__WHAT NEEDS TO BE DONE__: Lines of the data that contain the word "name" are the ones to copy.

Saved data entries

┌──

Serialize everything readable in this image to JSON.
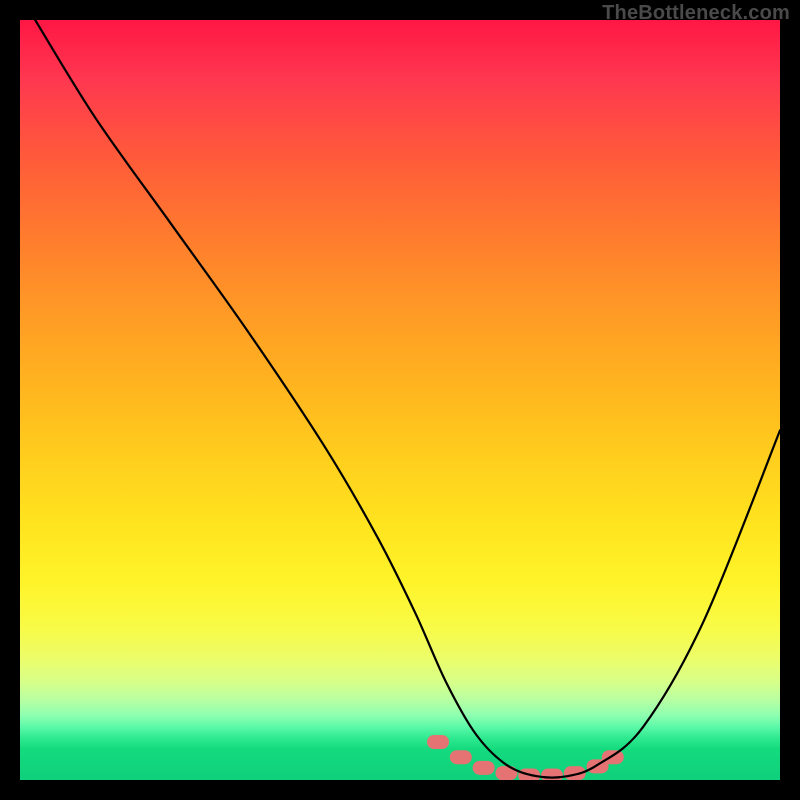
{
  "watermark": {
    "text": "TheBottleneck.com"
  },
  "chart_data": {
    "type": "line",
    "title": "",
    "xlabel": "",
    "ylabel": "",
    "xlim": [
      0,
      100
    ],
    "ylim": [
      0,
      100
    ],
    "grid": false,
    "legend": false,
    "background_gradient_stops": [
      {
        "pct": 0,
        "color": "#ff1744"
      },
      {
        "pct": 18,
        "color": "#ff5a3a"
      },
      {
        "pct": 38,
        "color": "#ff9926"
      },
      {
        "pct": 58,
        "color": "#ffcf1d"
      },
      {
        "pct": 74,
        "color": "#fff42a"
      },
      {
        "pct": 87,
        "color": "#d8ff88"
      },
      {
        "pct": 93,
        "color": "#5cf9a8"
      },
      {
        "pct": 100,
        "color": "#10d07b"
      }
    ],
    "series": [
      {
        "name": "bottleneck-curve",
        "color": "#000000",
        "x": [
          2,
          10,
          20,
          30,
          40,
          47,
          52,
          56,
          60,
          64,
          68,
          72,
          76,
          82,
          90,
          100
        ],
        "y": [
          100,
          87,
          73,
          59,
          44,
          32,
          22,
          13,
          6,
          2,
          0.5,
          0.5,
          2,
          7,
          21,
          46
        ]
      }
    ],
    "markers": {
      "name": "valley-markers",
      "color": "#e57373",
      "shape": "rounded-rect",
      "points": [
        {
          "x": 55,
          "y": 5.0
        },
        {
          "x": 58,
          "y": 3.0
        },
        {
          "x": 61,
          "y": 1.6
        },
        {
          "x": 64,
          "y": 0.9
        },
        {
          "x": 67,
          "y": 0.6
        },
        {
          "x": 70,
          "y": 0.6
        },
        {
          "x": 73,
          "y": 0.9
        },
        {
          "x": 76,
          "y": 1.8
        },
        {
          "x": 78,
          "y": 3.0
        }
      ]
    }
  }
}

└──

__RESPONSE__:
        "name": "bottleneck-curve",
      "name": "valley-markers",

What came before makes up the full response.